Mental health literacy includes educational processes to recognize, manage, and prevent mental disorders. Information and knowledge about mental health and mental illness is associated with greater awareness about the importance of seeking help and treatment for mental health problems, as well as with a reduction in the stigma of mental illness.
Given the impact of the COVID-19 pandemic, which includes school closures, restrictions on freedom of movement and physical contact, and household financial challenges, officials in Jamaica’s Ministry of Health and Welfare and Ministry of Education recognized the urgency of preparing educators and students to prevent and adequately address mental health problems.
In this context, the Pan American Health Organization (PAHO/WHO), in coordination with Teenmentalhealth.org, held a mental health literacy workshop for a cohort of 50 trainers from Jamaica’s Ministry of Health and Welfare and Ministry of Education, Youth, and Information. Ministry professionals from multiple disciplines participated, including higher education administrators, health and family life instructors, guidance counselors, educational social workers, and curriculum development specialists.
“In Jamaica, some children who grow up with mental illness and reach adolescence are labeled "bad or rude" and do not receive specialized care. Thus, I am delighted to see the emphasis on mental health literacy at schools,” said a beneficiary of the training program.
The participants completed group tasks, questionnaires, and group work, together with a review of the information that will be included in the local curriculum. “Mental health training will enable students to understand and recognize when they are facing unique challenges and need help,” said Juanita Hunter, an educational social worker from Jamaica’s Ministry of Education, Youth, and Information.
Commenting on the program’s effective- ness, one participant said, “This workshop has revealed my lack of awareness about stigma ... It feels like the information provided in this work- shop has illuminated a part of my brain that was clouded over.
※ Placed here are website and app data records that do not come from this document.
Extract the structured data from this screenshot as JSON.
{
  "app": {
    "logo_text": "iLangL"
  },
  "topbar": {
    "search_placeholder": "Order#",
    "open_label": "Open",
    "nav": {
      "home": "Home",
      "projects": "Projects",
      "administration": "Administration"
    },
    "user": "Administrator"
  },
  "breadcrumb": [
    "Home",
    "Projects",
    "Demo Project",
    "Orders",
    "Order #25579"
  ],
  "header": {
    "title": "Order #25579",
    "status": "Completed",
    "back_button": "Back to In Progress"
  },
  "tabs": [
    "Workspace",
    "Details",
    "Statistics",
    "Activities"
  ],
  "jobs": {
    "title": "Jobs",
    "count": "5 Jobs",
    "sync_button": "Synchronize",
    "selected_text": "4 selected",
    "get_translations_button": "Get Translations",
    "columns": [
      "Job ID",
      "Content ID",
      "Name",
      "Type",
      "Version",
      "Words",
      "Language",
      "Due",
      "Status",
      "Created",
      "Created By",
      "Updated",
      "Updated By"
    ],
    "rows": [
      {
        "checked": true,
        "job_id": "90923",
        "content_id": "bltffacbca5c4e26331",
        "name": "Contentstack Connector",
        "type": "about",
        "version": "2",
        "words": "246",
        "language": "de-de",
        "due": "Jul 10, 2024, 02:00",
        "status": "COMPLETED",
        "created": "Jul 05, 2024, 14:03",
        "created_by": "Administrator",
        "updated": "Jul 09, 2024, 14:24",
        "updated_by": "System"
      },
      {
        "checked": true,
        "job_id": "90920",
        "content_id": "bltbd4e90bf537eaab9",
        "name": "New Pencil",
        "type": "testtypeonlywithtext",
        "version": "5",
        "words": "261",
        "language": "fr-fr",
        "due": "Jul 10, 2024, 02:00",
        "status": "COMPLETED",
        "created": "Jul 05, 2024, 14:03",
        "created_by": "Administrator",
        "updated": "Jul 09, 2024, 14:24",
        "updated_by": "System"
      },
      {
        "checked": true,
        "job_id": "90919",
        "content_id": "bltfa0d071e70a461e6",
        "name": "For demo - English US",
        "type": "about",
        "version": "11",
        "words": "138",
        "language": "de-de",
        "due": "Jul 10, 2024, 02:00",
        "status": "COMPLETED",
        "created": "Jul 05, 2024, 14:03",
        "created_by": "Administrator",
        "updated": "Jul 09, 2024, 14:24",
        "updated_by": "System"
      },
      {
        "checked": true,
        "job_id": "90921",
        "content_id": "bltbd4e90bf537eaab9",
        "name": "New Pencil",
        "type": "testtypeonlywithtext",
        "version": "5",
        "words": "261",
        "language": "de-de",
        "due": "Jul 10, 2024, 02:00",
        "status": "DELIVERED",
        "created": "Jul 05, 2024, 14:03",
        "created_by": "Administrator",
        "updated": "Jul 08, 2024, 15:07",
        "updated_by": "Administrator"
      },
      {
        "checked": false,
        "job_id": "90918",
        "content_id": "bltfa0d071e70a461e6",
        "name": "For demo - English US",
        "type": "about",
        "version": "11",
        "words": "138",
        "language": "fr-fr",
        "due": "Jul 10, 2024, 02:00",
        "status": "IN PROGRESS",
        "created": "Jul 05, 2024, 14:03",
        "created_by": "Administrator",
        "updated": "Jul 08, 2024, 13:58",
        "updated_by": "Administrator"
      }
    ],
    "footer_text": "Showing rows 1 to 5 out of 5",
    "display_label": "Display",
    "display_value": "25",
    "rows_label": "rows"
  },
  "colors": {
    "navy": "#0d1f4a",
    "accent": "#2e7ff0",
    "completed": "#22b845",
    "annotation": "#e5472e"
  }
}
It was very informative.”
Expert instructors will train “reference educators,” such as health and family life instructors, school nurses, guidance counselors, trainers, disciplinary administrators, and teachers from schools in Jamaica.